## What you have to do
Using the entries below, show all lines with the string "title".

Data for this task section start

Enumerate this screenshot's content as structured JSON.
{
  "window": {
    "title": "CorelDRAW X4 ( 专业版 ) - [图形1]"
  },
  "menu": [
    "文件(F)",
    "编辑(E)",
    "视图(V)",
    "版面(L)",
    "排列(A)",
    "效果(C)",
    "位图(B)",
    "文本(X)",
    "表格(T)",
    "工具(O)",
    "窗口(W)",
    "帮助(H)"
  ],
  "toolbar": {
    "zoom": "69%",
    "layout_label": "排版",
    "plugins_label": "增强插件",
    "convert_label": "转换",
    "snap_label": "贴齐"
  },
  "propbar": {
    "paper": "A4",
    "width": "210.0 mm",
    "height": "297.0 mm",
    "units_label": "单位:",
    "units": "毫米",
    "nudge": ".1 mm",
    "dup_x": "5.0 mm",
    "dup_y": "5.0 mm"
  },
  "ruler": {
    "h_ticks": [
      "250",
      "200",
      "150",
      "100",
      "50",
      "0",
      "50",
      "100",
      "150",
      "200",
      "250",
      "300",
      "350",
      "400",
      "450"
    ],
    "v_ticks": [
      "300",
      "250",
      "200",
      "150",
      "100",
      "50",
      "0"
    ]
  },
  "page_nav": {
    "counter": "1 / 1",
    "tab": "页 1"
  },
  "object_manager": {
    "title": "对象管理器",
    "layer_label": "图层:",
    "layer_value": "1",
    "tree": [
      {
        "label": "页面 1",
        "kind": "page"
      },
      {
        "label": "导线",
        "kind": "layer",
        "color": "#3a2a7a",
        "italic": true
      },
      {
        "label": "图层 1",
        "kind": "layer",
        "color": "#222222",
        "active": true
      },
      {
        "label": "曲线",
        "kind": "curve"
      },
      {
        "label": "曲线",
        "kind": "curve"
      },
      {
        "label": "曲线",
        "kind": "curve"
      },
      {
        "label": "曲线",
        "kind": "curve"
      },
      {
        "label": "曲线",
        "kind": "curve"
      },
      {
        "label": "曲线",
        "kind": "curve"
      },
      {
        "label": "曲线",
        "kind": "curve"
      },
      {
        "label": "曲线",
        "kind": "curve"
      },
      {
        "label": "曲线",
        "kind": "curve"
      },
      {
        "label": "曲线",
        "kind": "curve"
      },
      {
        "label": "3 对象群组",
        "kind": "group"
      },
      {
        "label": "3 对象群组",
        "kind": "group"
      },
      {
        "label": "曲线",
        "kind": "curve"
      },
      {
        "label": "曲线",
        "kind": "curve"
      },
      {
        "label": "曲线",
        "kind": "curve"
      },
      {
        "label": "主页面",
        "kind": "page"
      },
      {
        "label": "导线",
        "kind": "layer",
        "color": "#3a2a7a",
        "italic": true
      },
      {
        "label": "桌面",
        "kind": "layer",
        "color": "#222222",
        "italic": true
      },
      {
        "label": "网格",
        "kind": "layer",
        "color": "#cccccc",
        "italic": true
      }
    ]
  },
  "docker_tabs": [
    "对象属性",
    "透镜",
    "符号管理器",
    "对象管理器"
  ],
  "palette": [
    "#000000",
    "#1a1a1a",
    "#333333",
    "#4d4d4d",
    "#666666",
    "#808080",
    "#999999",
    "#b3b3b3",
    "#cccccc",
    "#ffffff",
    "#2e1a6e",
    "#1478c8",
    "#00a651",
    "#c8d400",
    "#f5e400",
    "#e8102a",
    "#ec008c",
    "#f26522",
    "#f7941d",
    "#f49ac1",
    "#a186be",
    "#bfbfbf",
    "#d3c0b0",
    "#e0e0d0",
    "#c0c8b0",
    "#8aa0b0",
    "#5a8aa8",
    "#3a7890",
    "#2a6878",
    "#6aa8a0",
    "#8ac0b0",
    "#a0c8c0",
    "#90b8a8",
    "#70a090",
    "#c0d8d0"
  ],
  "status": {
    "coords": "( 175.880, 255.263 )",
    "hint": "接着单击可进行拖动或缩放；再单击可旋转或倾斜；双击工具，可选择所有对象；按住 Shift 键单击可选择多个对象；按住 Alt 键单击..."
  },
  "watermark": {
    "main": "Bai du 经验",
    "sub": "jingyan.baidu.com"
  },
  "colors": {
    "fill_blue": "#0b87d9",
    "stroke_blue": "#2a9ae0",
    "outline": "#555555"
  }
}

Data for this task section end

## Output below
    "title": "CorelDRAW X4 ( 专业版 ) - [图形1]"
    "title": "对象管理器",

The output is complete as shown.